------ Data shown

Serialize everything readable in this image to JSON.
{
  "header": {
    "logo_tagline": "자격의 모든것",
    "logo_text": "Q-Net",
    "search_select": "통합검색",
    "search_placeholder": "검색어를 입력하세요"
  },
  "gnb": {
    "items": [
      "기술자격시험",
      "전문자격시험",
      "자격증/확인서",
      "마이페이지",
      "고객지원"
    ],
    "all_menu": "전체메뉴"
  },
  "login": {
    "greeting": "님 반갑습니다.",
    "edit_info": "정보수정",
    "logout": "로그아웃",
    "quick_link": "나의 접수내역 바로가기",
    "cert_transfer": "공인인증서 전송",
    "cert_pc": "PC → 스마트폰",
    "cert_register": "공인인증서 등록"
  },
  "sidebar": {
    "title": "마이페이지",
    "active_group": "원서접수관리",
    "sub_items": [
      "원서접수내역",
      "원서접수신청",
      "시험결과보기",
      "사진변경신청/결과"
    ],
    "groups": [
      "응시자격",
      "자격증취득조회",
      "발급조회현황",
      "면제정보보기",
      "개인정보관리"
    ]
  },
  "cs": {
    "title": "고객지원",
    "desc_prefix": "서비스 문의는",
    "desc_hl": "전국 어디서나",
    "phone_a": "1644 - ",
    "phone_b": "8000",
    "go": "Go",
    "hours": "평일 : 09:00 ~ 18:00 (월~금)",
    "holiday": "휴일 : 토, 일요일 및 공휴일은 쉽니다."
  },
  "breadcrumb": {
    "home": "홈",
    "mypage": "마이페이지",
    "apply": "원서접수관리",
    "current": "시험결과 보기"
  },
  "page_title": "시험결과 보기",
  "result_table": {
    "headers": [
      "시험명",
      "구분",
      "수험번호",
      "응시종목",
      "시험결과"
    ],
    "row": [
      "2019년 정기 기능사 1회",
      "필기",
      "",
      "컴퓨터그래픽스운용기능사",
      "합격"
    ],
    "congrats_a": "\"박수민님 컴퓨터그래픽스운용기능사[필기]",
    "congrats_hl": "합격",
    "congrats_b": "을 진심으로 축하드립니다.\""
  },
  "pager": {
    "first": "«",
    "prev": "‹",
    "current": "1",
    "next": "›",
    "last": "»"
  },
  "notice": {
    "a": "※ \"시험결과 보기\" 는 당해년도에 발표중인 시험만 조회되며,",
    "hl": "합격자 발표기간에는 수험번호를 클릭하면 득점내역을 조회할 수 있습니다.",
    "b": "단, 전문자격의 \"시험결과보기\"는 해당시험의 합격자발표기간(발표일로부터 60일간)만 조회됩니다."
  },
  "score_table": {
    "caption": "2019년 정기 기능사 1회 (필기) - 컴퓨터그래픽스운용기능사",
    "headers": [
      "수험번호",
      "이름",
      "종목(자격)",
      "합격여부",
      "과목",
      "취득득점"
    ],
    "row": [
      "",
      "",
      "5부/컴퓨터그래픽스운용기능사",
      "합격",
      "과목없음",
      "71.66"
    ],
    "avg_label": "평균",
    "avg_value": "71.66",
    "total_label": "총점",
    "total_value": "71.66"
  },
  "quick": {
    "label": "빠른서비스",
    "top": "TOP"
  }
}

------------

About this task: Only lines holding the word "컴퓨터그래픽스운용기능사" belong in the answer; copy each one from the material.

Response:
      "컴퓨터그래픽스운용기능사",
    "congrats_a": "\"박수민님 컴퓨터그래픽스운용기능사[필기]",
    "caption": "2019년 정기 기능사 1회 (필기) - 컴퓨터그래픽스운용기능사",
      "5부/컴퓨터그래픽스운용기능사",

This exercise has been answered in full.